Hong Kong lawmakers will vote on kicking localist Cheng Chung-tai from the chamber, after a panel found he breached his oath of office by turning small replica Chinese and city flags upside down at a meeting two years ago.
The censure motion, which could come as early as next month, was unlikely to get the required backing of two-thirds of Legislative Council members present and voting.
The seven-member investigation committee, comprising only pro-Beijing legislators, released its report on Wednesday after a 13-month probe and hearings during which five lawmakers, including Ted Hui Chi-fung from the opposition Democratic Party, and two Legco staff members testified.
The report concluded that Cheng’s “conduct of openly and deliberately humiliating the national flag and regional flag constitutes both a breach of oath and misbehaviour”.
It went on: “[The investigation committee] condemns Dr Cheng’s conduct, and comes to the unanimous view that the facts as established constitute grounds for the censure of Dr Cheng.”
The finding will lead to a motion to censure Cheng, which, if passed, would remove him from his seat.
Committee chairman Priscilla Leung Mei-fun dismissed claims that the investigation might not have been fair, having been conducted only by pro-government lawmakers.
“We welcome all Legco members to join and we also invite the opposition camp lawmakers to express views [in hearings], but they chose not to do so,” she said.
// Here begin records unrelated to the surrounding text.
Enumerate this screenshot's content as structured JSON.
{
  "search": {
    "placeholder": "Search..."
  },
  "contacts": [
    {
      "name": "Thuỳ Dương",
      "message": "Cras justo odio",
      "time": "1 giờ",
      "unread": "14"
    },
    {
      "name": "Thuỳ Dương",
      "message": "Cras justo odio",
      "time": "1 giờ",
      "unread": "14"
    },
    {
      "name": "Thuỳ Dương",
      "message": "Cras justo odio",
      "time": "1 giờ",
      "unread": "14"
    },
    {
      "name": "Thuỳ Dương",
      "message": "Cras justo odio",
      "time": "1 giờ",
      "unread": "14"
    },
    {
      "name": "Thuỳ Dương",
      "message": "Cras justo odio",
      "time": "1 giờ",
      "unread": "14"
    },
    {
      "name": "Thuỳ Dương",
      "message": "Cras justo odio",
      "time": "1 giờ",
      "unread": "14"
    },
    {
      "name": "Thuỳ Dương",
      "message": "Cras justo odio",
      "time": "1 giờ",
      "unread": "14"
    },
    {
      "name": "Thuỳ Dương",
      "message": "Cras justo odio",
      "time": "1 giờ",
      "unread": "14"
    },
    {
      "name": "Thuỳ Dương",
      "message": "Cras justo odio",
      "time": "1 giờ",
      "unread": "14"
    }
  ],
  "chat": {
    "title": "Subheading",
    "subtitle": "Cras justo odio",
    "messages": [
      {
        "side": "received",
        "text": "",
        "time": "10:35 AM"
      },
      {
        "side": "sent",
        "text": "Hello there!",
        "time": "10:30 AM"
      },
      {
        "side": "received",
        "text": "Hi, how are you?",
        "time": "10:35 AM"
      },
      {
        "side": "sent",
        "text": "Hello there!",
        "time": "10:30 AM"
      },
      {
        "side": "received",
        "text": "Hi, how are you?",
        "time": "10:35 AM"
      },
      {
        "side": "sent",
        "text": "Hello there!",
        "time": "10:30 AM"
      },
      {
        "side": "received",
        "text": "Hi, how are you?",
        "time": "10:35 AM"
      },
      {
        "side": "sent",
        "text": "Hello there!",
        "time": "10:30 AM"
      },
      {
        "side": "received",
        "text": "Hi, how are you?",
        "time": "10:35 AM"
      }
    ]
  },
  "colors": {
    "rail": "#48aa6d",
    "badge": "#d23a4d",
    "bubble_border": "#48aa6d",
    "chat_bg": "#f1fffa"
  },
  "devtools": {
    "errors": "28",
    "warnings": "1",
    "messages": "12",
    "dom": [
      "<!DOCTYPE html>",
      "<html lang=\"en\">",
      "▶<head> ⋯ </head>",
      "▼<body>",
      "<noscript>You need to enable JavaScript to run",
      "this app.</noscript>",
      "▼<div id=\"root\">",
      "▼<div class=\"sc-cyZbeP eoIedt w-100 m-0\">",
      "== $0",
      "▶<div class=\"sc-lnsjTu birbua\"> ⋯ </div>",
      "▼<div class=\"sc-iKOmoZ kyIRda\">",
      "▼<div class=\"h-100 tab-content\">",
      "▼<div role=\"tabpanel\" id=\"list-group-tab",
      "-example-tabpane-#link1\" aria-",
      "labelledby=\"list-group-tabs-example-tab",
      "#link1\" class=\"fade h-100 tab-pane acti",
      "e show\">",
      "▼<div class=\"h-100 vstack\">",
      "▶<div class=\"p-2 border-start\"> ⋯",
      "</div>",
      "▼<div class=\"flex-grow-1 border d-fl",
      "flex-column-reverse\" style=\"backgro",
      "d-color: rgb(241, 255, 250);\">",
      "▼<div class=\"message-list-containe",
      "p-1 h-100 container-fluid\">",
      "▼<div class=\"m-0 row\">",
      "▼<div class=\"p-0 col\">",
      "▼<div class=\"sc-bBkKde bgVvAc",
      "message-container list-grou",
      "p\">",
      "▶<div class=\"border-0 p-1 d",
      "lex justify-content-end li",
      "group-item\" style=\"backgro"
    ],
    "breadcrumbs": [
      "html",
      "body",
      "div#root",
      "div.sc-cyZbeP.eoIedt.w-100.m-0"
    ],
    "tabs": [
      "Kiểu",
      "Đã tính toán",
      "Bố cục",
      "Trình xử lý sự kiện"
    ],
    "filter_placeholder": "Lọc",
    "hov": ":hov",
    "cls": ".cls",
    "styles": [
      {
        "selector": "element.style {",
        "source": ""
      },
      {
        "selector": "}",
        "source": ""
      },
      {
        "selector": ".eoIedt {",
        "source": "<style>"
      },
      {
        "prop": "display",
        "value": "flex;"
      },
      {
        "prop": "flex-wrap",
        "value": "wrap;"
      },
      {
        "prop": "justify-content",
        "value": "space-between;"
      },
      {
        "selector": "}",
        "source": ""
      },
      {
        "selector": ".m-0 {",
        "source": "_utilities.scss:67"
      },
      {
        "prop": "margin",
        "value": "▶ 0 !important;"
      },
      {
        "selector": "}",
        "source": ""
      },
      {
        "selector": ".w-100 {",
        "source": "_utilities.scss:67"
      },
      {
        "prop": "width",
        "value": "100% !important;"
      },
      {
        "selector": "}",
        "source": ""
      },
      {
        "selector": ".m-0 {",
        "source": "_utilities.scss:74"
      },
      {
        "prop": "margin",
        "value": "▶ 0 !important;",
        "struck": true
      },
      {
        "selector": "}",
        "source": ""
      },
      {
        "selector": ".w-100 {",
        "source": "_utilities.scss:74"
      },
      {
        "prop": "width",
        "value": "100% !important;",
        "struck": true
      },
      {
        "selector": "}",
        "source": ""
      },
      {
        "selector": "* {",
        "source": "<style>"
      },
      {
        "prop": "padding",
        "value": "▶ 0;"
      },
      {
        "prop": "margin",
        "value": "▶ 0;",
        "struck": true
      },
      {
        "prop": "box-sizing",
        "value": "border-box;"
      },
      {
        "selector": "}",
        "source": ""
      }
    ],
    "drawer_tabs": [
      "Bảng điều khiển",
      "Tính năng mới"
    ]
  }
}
Any Legco member is free to nominate a colleague to sit on censure committees, but pan-democrats chose to boycott the process in this instance.
Leung added: “We hope to be able to set a standard that can meet the public expectation that legislators should be serious about our job. Legislators should not act in a childish manner, and it is wrong to insult our country in the chamber during a meeting.”
She would not comment on how members would vote during the censure motion, which she estimated could be tabled at Legco as early as May 9. She said: “Whether the censure motion can get passed or not is not the committee’s major concern. How members will vote is their own decision. But we are of the view that the public will not support a lawmaker who would insult his own country.”
On October 19, 2016, lawmakers from the pro-establishment Democratic Alliance for the Betterment and Progress of Hong Kong put the miniature flags on their desks in the chamber, to protest against several pro-independence members’ bids to retake their oaths, which had previously been ruled invalid. Cheng upended the flags after pro-government members left the chamber to prevent the retaking.
Cheng had argued his intention was just to poke fun at the pro-establishment camp for their “cheap display of patriotism”.
The legislator, who declined to testify at committee hearings, on Wednesday criticised the investigation as “political persecution”. He said: “My act was to express discontent with the pro-establishment camp’s walkout that day. The pro-establishment members leaving the flags behind unattended was not a patriotic move either.”
He also said he was not too worried and did not expect a censure motion to come any time soon, given legislators had to deal with the controversial bill for border control arrangements at the high-speed rail line to mainland China.
The investigation committee said its conclusion had taken into account the court ruling from September 2017, when Cheng was found guilty of desecrating the national and Hong Kong flags and fined HK$5,000.
In December 2016, pro-government legislator Paul Tse Wai-chun offered a motion to censure Cheng for his antics.
Cheng was also set to lose his job as a lecturer at Polytechnic University in disciplinary action over his desecration conviction. The legislator, who completed a bachelor’s degree at PolyU before a doctorate at Peking University, is part-time at PolyU, teaching classes on contemporary Chinese society and popular culture.
He became the first member of his party, Civic Passion, to enter Legco during the 2016 elections.